“There’s all kind of pockets and holes in the market where there hasn’t been service parts available,” said Kyle Wiens, CEO of iFixit. He told E-Scrap News the program has sold “thousands and thousands” of parts to help alleviate those shortages.
In its partnership with ERI, iFixit has received a wide variety of products, but Wiens was most surprised to receive Chromebooks and Dell laptops, as well as Kindles and GoPro cameras, which continue to do well on iFixit’s online parts store.
Wiens said iFixit representatives sometimes tell ERI they are interested in a certain product or part, and other times ERI will reach out to Wiens after it has received a large shipment of a certain item.
Wiens said he’s pleased with how the program is going, but admits it is challenging at times because of the painstaking process of reverse engineering.
He pointed to GoPro cameras as an example. The brand uses different lens types in different products, so before iFixit can offer repair advice to the general public, Wiens and his stable of technicians must dismantle different cameras and figure out which ones will take a lens that might be recovered.

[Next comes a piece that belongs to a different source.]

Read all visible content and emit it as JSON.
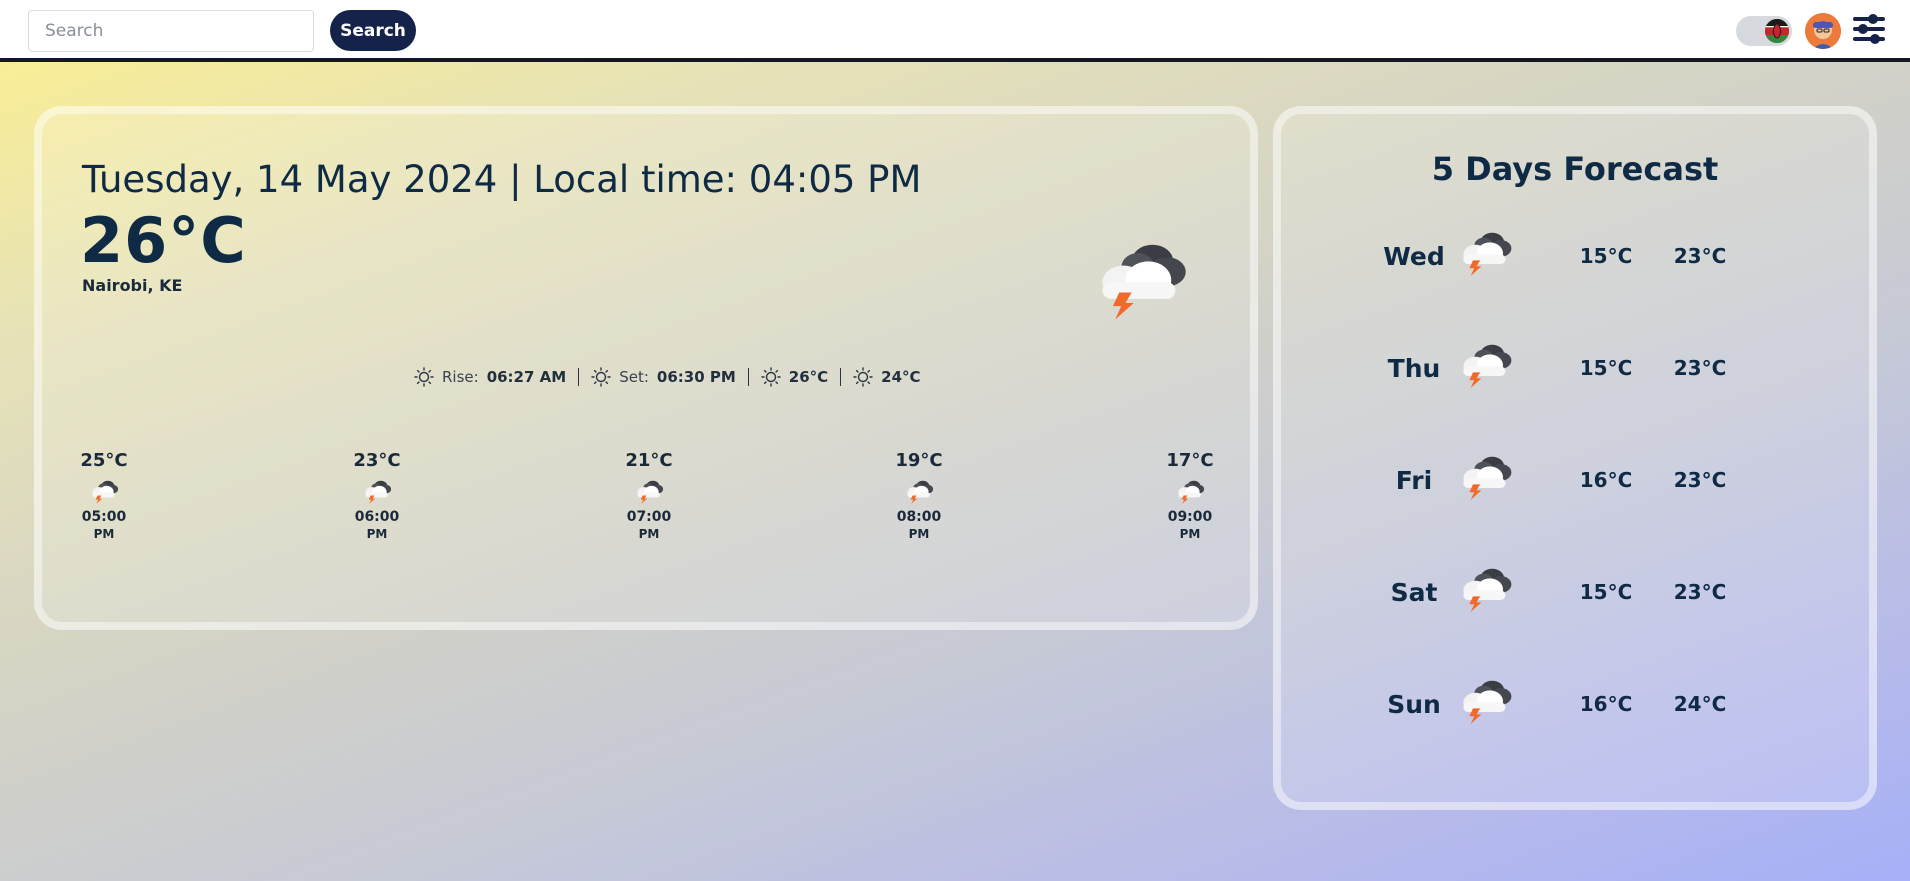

“I have to pull apart each one and try test parts compatability,” he said. “So there’s been a lot of technical, device-specific learning that has to happen. We have to figure out if the repair is viable ahead of time.” He added that if OEMs were more transparent with their repair and service manuals, repair would become much more streamlined.
While the partnership has saved a lot of usable material from the shredder, Wiens stressed it also has not come at the expense of the scrap metal industry.
“These are small components, the actual amount of weight and volume we’re saving isn’t that much,” he said, adding that sometimes all that is saved from a Kindle is the screen and the rest of the device is shredded.
As for ERI, Wiens said salvaging parts and selling them for reuse is the fastest growing and most profitable part of its business.
Tyler Shegerian, assistant director of asset recovery at ERI, backed that up in a session at last week’s E-Scrap 2016 conference, saying asset recovery can get the highest commodity recovery value possible.
Shegerian noted a shredded iPhone brings the company $1.92 while the reuse value is $229. The price differences are similar for laptops and computer towers, he said.